  • Decision of creditors’ committee based on vote of majority, or
  • Contravention of resolution plan by the debtor.

Liquidation Process

  • During liquidation, no suit or other proceedings shall be instituted by or against the corporate debtor; except through the liquidator on behalf of corporate debtor with permission of the NCLT.
  • The Resolution Professional shall act as liquidator unless replaced.
  • The liquidator shall form an estate of all assets of corporate debtor called the liquidation estate.
  • Liquidator shall receive, verify and admit or reject, as the case may be, the claims of creditors within the prescribed time. Creditor may appeal to the adjudicator within 14 days.
  • Assets will be distributed by the liquidator in the manner of priorities of debts as laid down in Section 53 of the Code.
  • All sums due to any workman or employee from the provident fund, the pension fund and the gratuity fund will be considered as priority dues and is not to be included in the liquidation estate and estate of bankrupt.
  • Upon the assets of corporate debtor being completely liquidated and the liquidator making an application, the NCLT shall pass an order dissolving the corporate debtor.

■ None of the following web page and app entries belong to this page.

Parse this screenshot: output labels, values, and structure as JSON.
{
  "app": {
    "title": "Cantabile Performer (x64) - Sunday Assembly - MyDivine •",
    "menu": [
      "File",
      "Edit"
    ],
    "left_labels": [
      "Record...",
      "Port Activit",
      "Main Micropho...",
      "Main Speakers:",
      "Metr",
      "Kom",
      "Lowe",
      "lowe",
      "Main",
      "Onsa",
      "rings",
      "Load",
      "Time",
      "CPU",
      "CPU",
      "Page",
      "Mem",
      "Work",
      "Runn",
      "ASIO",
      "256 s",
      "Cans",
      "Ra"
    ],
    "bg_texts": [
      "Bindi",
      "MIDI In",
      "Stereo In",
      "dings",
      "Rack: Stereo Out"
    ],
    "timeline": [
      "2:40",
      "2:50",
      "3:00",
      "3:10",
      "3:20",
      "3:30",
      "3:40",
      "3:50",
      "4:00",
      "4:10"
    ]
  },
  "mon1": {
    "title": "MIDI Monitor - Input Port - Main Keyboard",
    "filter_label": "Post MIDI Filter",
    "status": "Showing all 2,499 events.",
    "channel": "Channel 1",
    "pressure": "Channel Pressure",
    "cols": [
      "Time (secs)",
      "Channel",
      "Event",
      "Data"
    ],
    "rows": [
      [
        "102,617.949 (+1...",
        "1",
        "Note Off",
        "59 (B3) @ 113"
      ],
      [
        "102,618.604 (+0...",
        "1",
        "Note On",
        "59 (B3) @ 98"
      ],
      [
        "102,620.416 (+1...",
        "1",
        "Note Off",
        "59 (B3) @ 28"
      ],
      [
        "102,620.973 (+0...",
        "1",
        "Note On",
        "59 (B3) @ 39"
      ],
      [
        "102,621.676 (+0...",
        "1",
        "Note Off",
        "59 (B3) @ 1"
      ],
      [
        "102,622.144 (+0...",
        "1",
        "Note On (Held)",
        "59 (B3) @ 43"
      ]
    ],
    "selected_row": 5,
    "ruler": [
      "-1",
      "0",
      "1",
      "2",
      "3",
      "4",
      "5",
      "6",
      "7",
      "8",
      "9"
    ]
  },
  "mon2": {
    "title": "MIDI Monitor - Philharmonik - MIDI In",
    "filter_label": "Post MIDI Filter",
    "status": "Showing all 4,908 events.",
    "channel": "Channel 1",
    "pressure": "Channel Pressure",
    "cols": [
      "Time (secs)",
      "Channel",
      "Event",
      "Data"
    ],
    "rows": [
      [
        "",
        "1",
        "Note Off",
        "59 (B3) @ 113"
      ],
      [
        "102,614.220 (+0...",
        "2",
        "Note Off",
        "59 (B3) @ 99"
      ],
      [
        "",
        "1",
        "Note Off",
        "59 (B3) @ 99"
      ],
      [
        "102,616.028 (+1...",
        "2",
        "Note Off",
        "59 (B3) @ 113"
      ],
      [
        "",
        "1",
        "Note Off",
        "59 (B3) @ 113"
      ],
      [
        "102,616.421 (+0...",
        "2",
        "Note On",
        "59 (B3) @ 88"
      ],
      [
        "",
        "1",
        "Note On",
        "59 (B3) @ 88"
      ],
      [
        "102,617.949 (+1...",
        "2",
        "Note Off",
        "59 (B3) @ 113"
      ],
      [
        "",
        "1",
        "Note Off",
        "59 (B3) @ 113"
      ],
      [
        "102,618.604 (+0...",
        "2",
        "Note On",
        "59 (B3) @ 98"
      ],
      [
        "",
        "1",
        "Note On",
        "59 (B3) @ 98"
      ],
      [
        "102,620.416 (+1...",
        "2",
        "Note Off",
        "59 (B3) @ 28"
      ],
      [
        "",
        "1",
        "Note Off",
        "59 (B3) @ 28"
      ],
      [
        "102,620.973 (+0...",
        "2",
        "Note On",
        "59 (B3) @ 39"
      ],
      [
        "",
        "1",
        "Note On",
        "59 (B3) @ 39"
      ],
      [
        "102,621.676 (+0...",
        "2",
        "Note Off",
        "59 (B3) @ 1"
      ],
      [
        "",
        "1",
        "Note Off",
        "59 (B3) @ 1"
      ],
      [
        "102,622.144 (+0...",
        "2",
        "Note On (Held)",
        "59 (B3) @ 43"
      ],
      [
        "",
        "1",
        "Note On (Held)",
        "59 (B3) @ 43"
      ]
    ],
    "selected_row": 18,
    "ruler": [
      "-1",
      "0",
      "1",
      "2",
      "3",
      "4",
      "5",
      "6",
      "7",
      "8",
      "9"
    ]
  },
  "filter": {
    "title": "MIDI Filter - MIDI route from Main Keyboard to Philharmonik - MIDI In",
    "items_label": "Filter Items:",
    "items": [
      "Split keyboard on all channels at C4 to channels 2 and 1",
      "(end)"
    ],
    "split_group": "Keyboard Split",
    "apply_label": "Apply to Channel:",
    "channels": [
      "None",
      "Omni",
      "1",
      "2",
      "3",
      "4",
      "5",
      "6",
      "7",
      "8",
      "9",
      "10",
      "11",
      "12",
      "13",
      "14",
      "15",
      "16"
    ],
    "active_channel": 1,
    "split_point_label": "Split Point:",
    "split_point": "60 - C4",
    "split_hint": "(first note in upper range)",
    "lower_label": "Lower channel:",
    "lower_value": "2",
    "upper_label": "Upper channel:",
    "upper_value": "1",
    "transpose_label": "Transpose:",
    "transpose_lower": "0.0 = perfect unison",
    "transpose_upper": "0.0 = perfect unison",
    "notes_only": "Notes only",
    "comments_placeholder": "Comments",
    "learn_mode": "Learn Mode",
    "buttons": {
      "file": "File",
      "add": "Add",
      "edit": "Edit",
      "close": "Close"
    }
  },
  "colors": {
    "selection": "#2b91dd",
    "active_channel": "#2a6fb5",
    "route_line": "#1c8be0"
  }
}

Order Of Priority Of Payment Of Debts

  • Insolvency resolution cost and liquidation cost
  • Workmen’s dues (for 24 months before commencement) and debts to secured creditor (who have relinquished their security interest)
  • Wages and unpaid dues to employees (other than workmen) (for 12 months before commencement)
  • Financial debts to unsecured creditors and workmen’s dues for earlier period
  • Crown debts and debts to secured creditor following enforcement of security interest
  • Remaining debts
  • Preference shareholders
  • Equity Shareholders or partners

Fast Track Insolvency Resolution Process

The Government of India has introduced a ‘Pre- Packaged Insolvency Resolution Process’(Section 54 A) for MSME corporate debtors classified as such under  sub-section (1) of section 7 of the Micro, Small and Medium Enterprises Development Act, 2006.

The Code has provided for a fast track insolvency resolution process in respect of the following corporate debtors (under Section 55)

  • A corporate debtor with assets and income below a level as may be notified by the Central Government; or
  • A corporate debtor with such class of creditors or such amount of debt as may be notified by the Central Government; or
  • Such other category of corporate persons as may be notified by the Central Government.

The process, in such cases shall be completed in 90 days (extendable by maximum 45 days).

Download PDF

CAIIB 4 Module C Unit 16 – Introduction To The Insolvency And Bankruptcy Code, 2016 ( Ambitious_Baba )

Click here to get Free Study Materials Just by Fill this form




Leave a Reply